§ PROBLEM STATEMENT
With no edits of any kind, print each record that follows.

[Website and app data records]
BEGIN
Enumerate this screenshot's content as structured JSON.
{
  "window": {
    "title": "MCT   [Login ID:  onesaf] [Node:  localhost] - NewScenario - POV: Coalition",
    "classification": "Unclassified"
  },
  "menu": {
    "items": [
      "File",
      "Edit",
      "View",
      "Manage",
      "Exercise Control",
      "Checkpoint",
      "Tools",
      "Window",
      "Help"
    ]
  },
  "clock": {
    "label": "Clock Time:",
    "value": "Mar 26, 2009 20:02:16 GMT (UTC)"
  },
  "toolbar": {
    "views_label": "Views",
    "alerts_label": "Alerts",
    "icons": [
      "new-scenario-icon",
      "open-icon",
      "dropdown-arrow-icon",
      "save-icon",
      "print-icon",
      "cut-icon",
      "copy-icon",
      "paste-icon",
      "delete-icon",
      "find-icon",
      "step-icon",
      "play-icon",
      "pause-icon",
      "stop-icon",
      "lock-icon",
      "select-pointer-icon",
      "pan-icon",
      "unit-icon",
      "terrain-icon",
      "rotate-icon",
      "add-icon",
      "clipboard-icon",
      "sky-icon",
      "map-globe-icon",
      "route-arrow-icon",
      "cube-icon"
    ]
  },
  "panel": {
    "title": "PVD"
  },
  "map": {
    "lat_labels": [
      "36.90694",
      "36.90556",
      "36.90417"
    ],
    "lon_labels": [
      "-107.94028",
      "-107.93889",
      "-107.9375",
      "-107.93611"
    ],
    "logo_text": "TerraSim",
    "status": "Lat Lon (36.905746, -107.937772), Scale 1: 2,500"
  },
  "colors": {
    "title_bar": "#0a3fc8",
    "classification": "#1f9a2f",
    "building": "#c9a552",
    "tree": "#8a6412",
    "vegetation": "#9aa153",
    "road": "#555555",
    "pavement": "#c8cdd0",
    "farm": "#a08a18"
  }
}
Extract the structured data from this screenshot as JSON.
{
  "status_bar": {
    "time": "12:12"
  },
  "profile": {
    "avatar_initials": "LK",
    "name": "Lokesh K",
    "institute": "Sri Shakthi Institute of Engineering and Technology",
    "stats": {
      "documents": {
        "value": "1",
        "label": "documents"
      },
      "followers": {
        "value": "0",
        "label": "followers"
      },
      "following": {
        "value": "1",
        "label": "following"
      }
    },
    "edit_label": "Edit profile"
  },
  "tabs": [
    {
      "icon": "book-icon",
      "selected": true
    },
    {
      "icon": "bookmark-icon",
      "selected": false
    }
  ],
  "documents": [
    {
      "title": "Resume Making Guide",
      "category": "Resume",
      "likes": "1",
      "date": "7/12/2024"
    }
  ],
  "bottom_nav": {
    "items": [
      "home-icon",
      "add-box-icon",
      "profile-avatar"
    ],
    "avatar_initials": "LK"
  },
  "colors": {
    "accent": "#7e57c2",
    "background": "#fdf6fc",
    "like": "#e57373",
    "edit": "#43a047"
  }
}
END
§ ANSWER BOX
Enumerate this screenshot's content as structured JSON.
{
  "window": {
    "title": "MCT   [Login ID:  onesaf] [Node:  localhost] - NewScenario - POV: Coalition",
    "classification": "Unclassified"
  },
  "menu": {
    "items": [
      "File",
      "Edit",
      "View",
      "Manage",
      "Exercise Control",
      "Checkpoint",
      "Tools",
      "Window",
      "Help"
    ]
  },
  "clock": {
    "label": "Clock Time:",
    "value": "Mar 26, 2009 20:02:16 GMT (UTC)"
  },
  "toolbar": {
    "views_label": "Views",
    "alerts_label": "Alerts",
    "icons": [
      "new-scenario-icon",
      "open-icon",
      "dropdown-arrow-icon",
      "save-icon",
      "print-icon",
      "cut-icon",
      "copy-icon",
      "paste-icon",
      "delete-icon",
      "find-icon",
      "step-icon",
      "play-icon",
      "pause-icon",
      "stop-icon",
      "lock-icon",
      "select-pointer-icon",
      "pan-icon",
      "unit-icon",
      "terrain-icon",
      "rotate-icon",
      "add-icon",
      "clipboard-icon",
      "sky-icon",
      "map-globe-icon",
      "route-arrow-icon",
      "cube-icon"
    ]
  },
  "panel": {
    "title": "PVD"
  },
  "map": {
    "lat_labels": [
      "36.90694",
      "36.90556",
      "36.90417"
    ],
    "lon_labels": [
      "-107.94028",
      "-107.93889",
      "-107.9375",
      "-107.93611"
    ],
    "logo_text": "TerraSim",
    "status": "Lat Lon (36.905746, -107.937772), Scale 1: 2,500"
  },
  "colors": {
    "title_bar": "#0a3fc8",
    "classification": "#1f9a2f",
    "building": "#c9a552",
    "tree": "#8a6412",
    "vegetation": "#9aa153",
    "road": "#555555",
    "pavement": "#c8cdd0",
    "farm": "#a08a18"
  }
}
Extract the structured data from this screenshot as JSON.
{
  "status_bar": {
    "time": "12:12"
  },
  "profile": {
    "avatar_initials": "LK",
    "name": "Lokesh K",
    "institute": "Sri Shakthi Institute of Engineering and Technology",
    "stats": {
      "documents": {
        "value": "1",
        "label": "documents"
      },
      "followers": {
        "value": "0",
        "label": "followers"
      },
      "following": {
        "value": "1",
        "label": "following"
      }
    },
    "edit_label": "Edit profile"
  },
  "tabs": [
    {
      "icon": "book-icon",
      "selected": true
    },
    {
      "icon": "bookmark-icon",
      "selected": false
    }
  ],
  "documents": [
    {
      "title": "Resume Making Guide",
      "category": "Resume",
      "likes": "1",
      "date": "7/12/2024"
    }
  ],
  "bottom_nav": {
    "items": [
      "home-icon",
      "add-box-icon",
      "profile-avatar"
    ],
    "avatar_initials": "LK"
  },
  "colors": {
    "accent": "#7e57c2",
    "background": "#fdf6fc",
    "like": "#e57373",
    "edit": "#43a047"
  }
}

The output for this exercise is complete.